How Children Learn Dance, Grades 5-8
Through creating, performing, and responding to dance, middle school students can continue to develop skills and knowledge that enhance the important development of self-image and social relationships. Cooperation and collaboration are emphasized at this age, fostering positive interactions.
Dance education can offer a positive, healthy alternative to the many destructive choices available to adolescents. Students are encouraged to take more responsibility for the care, conditioning, and health of their bodies (both within and outside the dance class), thus learning that self-discipline is a prerequisite for achievement in dance.
Students in grades five to eight develop a sense of themselves in relation to others and in relation to the world. As a result, they are ready to respond more thoughtfully to dance, perceive details of style and choreographic structure, and reflect upon what is communicated.
The study of a particular dance provides a unique and valuable insight into the culture or period from which it has come.

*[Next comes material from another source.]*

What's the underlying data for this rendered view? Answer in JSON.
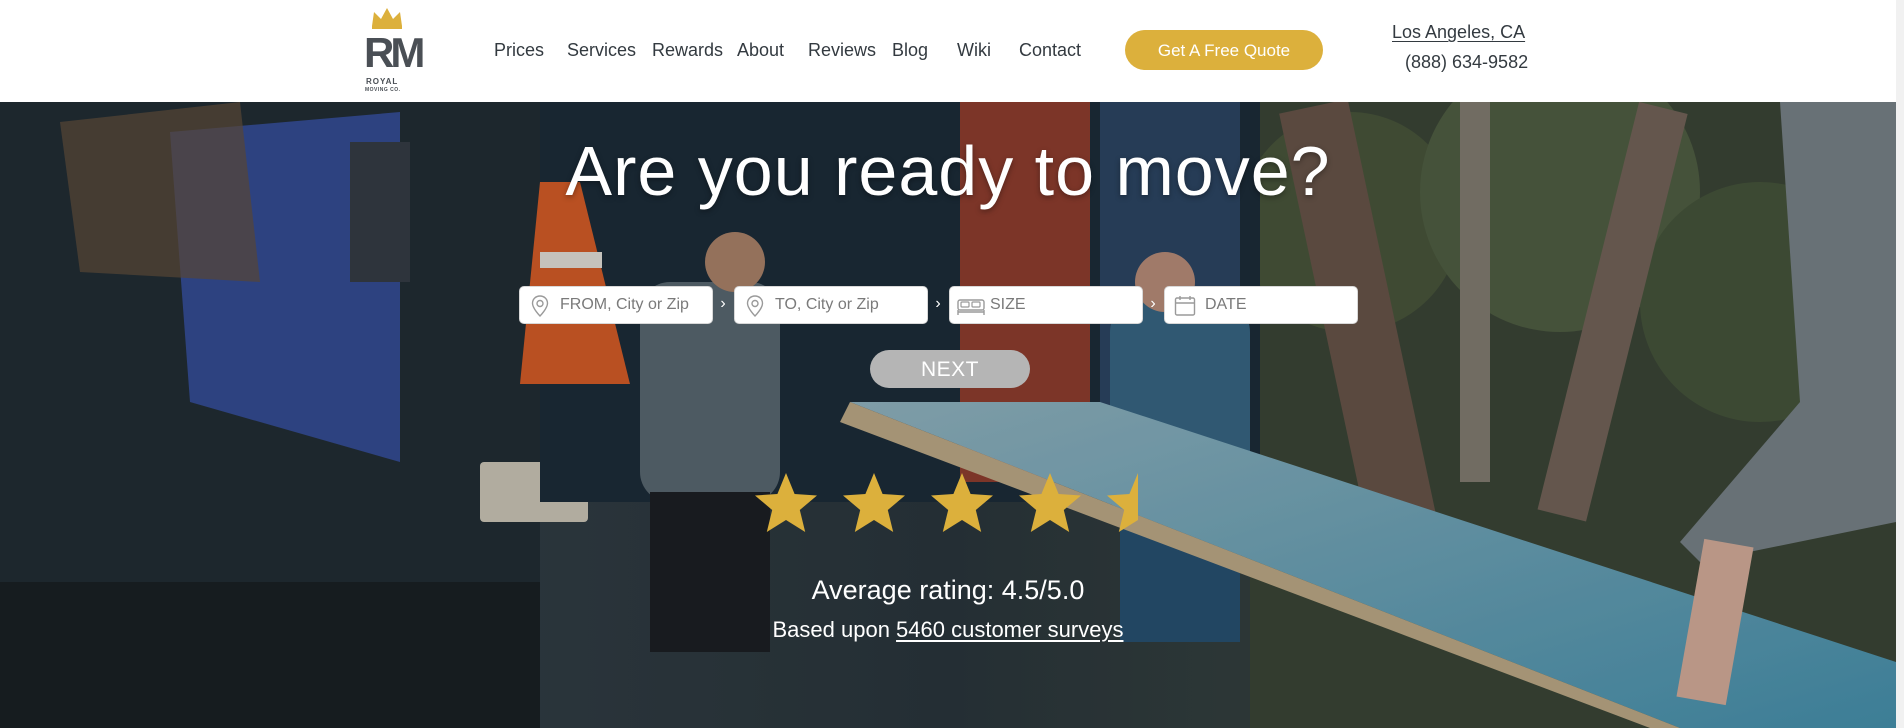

Informed by social and cultural experiences, movement concepts, and dance-making processes, students integrate dance with other art forms.
From National Standards for Arts Education